> _RECORD EXCERPTS_:
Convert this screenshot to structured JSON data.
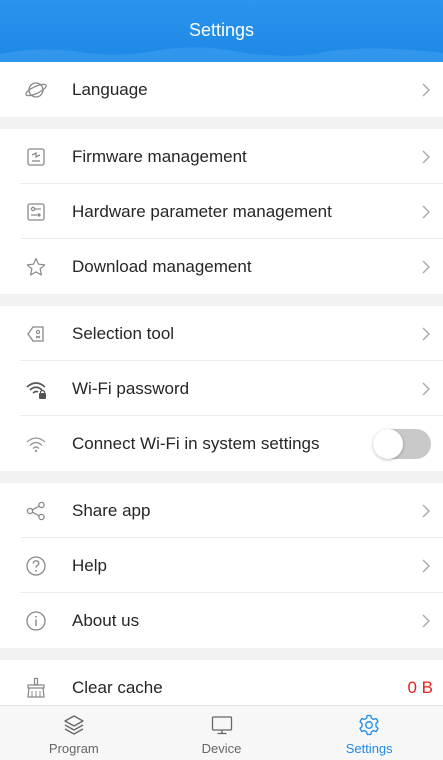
{
  "header": {
    "title": "Settings"
  },
  "colors": {
    "accent": "#1e8bea",
    "cache_value": "#e8231b",
    "toggle_off": "#c9c9c9"
  },
  "groups": [
    [
      {
        "id": "language",
        "label": "Language",
        "icon": "globe-icon"
      }
    ],
    [
      {
        "id": "firmware",
        "label": "Firmware management",
        "icon": "firmware-icon"
      },
      {
        "id": "hardware",
        "label": "Hardware parameter management",
        "icon": "hardware-params-icon"
      },
      {
        "id": "download",
        "label": "Download management",
        "icon": "star-icon"
      }
    ],
    [
      {
        "id": "selection",
        "label": "Selection tool",
        "icon": "tag-icon"
      },
      {
        "id": "wifi-password",
        "label": "Wi-Fi password",
        "icon": "wifi-lock-icon"
      },
      {
        "id": "wifi-system",
        "label": "Connect Wi-Fi in system settings",
        "icon": "wifi-icon",
        "toggle_on": false
      }
    ],
    [
      {
        "id": "share",
        "label": "Share app",
        "icon": "share-icon"
      },
      {
        "id": "help",
        "label": "Help",
        "icon": "help-icon"
      },
      {
        "id": "about",
        "label": "About us",
        "icon": "info-icon"
      }
    ],
    [
      {
        "id": "clear-cache",
        "label": "Clear cache",
        "icon": "broom-icon",
        "value": "0 B"
      }
    ]
  ],
  "tabbar": {
    "tabs": [
      {
        "label": "Program",
        "icon": "layers-icon",
        "active": false
      },
      {
        "label": "Device",
        "icon": "monitor-icon",
        "active": false
      },
      {
        "label": "Settings",
        "icon": "gear-icon",
        "active": true
      }
    ]
  }
}
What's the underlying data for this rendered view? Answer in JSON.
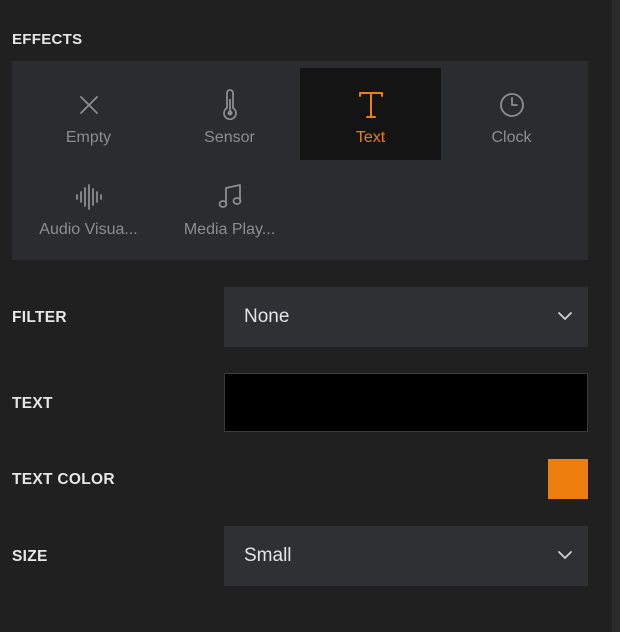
{
  "effects": {
    "title": "EFFECTS",
    "selected": "Text",
    "items": [
      {
        "label": "Empty",
        "icon": "close-icon"
      },
      {
        "label": "Sensor",
        "icon": "thermometer-icon"
      },
      {
        "label": "Text",
        "icon": "text-icon"
      },
      {
        "label": "Clock",
        "icon": "clock-icon"
      },
      {
        "label": "Audio Visua...",
        "icon": "audio-waveform-icon"
      },
      {
        "label": "Media Play...",
        "icon": "music-note-icon"
      }
    ]
  },
  "filter": {
    "label": "FILTER",
    "value": "None"
  },
  "text": {
    "label": "TEXT",
    "value": ""
  },
  "text_color": {
    "label": "TEXT COLOR",
    "color": "#ee7f0e"
  },
  "size": {
    "label": "SIZE",
    "value": "Small"
  },
  "colors": {
    "accent": "#ee7f0e",
    "icon_muted": "#8b8d92"
  }
}
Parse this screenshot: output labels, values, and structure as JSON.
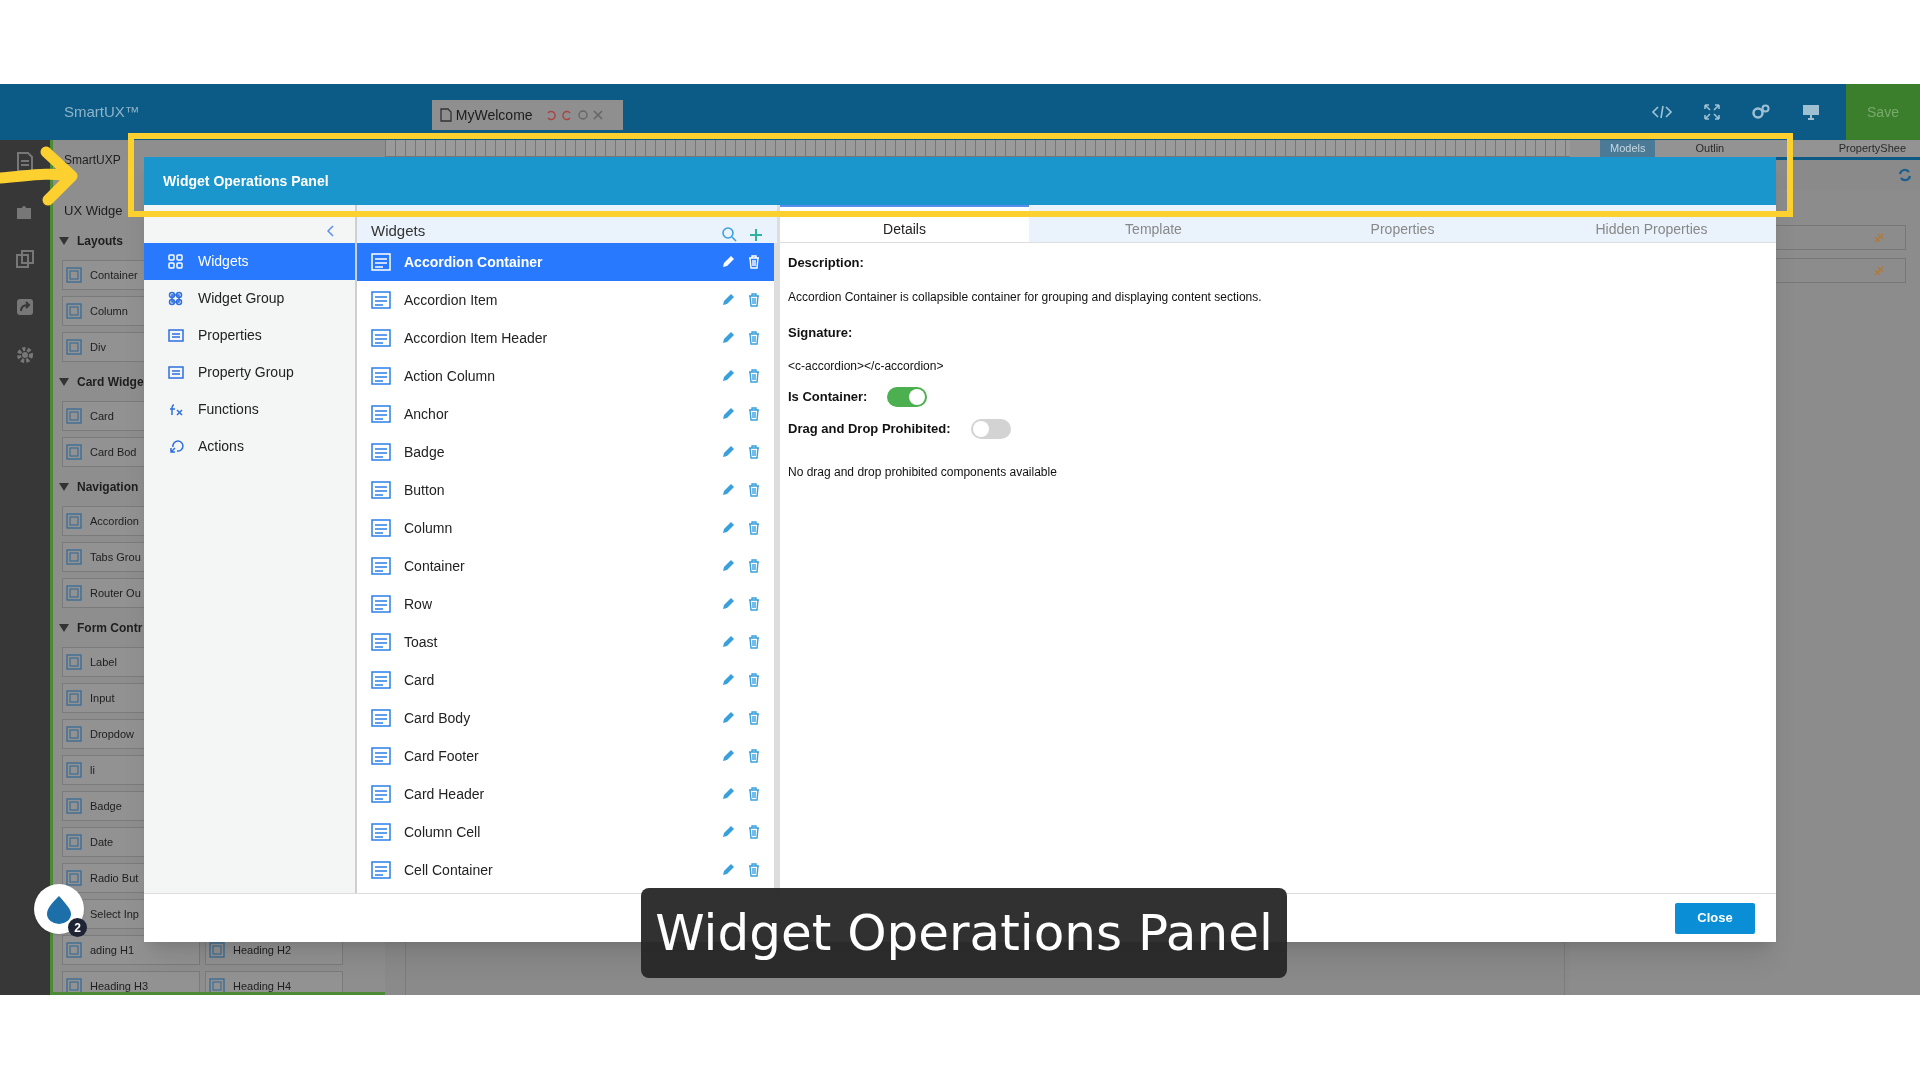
{
  "app": {
    "title": "SmartUX™",
    "document_tab": {
      "label": "MyWelcome"
    },
    "save_button": "Save"
  },
  "palette": {
    "project": "SmartUXP",
    "title": "UX Widge",
    "sections": [
      {
        "label": "Layouts",
        "expanded": true,
        "rows": [
          [
            "Container"
          ],
          [
            "Column"
          ],
          [
            "Div"
          ]
        ]
      },
      {
        "label": "Card Widge",
        "expanded": true,
        "rows": [
          [
            "Card"
          ],
          [
            "Card Bod"
          ]
        ]
      },
      {
        "label": "Navigation",
        "expanded": true,
        "rows": [
          [
            "Accordion"
          ],
          [
            "Tabs Grou"
          ],
          [
            "Router Ou"
          ]
        ]
      },
      {
        "label": "Form Contr",
        "expanded": true,
        "rows": [
          [
            "Label"
          ],
          [
            "Input"
          ],
          [
            "Dropdow"
          ],
          [
            "li"
          ],
          [
            "Badge"
          ],
          [
            "Date"
          ],
          [
            "Radio But"
          ],
          [
            "Select Inp"
          ],
          [
            "ading H1",
            "Heading H2"
          ],
          [
            "Heading H3",
            "Heading H4"
          ]
        ]
      }
    ]
  },
  "right_panel": {
    "tabs": [
      {
        "label": "Models",
        "selected": true
      },
      {
        "label": "Outlin",
        "selected": false
      },
      {
        "label": "PropertyShee",
        "selected": false
      }
    ]
  },
  "dialog": {
    "title": "Widget Operations Panel",
    "sidebar": [
      {
        "label": "Widgets",
        "selected": true
      },
      {
        "label": "Widget Group",
        "selected": false
      },
      {
        "label": "Properties",
        "selected": false
      },
      {
        "label": "Property Group",
        "selected": false
      },
      {
        "label": "Functions",
        "selected": false
      },
      {
        "label": "Actions",
        "selected": false
      }
    ],
    "widgets": {
      "title": "Widgets",
      "items": [
        {
          "label": "Accordion Container",
          "selected": true
        },
        {
          "label": "Accordion Item",
          "selected": false
        },
        {
          "label": "Accordion Item Header",
          "selected": false
        },
        {
          "label": "Action Column",
          "selected": false
        },
        {
          "label": "Anchor",
          "selected": false
        },
        {
          "label": "Badge",
          "selected": false
        },
        {
          "label": "Button",
          "selected": false
        },
        {
          "label": "Column",
          "selected": false
        },
        {
          "label": "Container",
          "selected": false
        },
        {
          "label": "Row",
          "selected": false
        },
        {
          "label": "Toast",
          "selected": false
        },
        {
          "label": "Card",
          "selected": false
        },
        {
          "label": "Card Body",
          "selected": false
        },
        {
          "label": "Card Footer",
          "selected": false
        },
        {
          "label": "Card Header",
          "selected": false
        },
        {
          "label": "Column Cell",
          "selected": false
        },
        {
          "label": "Cell Container",
          "selected": false
        }
      ]
    },
    "tabs": [
      {
        "label": "Details",
        "selected": true
      },
      {
        "label": "Template",
        "selected": false
      },
      {
        "label": "Properties",
        "selected": false
      },
      {
        "label": "Hidden Properties",
        "selected": false
      }
    ],
    "details": {
      "description_label": "Description:",
      "description": "Accordion Container is collapsible container for grouping and displaying content sections.",
      "signature_label": "Signature:",
      "signature": "<c-accordion></c-accordion>",
      "toggles": [
        {
          "label": "Is Container:",
          "on": true
        },
        {
          "label": "Drag and Drop Prohibited:",
          "on": false
        }
      ],
      "message": "No drag and drop prohibited components available"
    },
    "close_button": "Close"
  },
  "caption": "Widget Operations Panel",
  "notification_count": "2"
}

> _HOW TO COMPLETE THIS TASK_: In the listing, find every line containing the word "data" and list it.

> _ANSWER SPACE_:
Convert this screenshot to structured JSON data.
What's the underlying data for this rendered view? Answer in JSON.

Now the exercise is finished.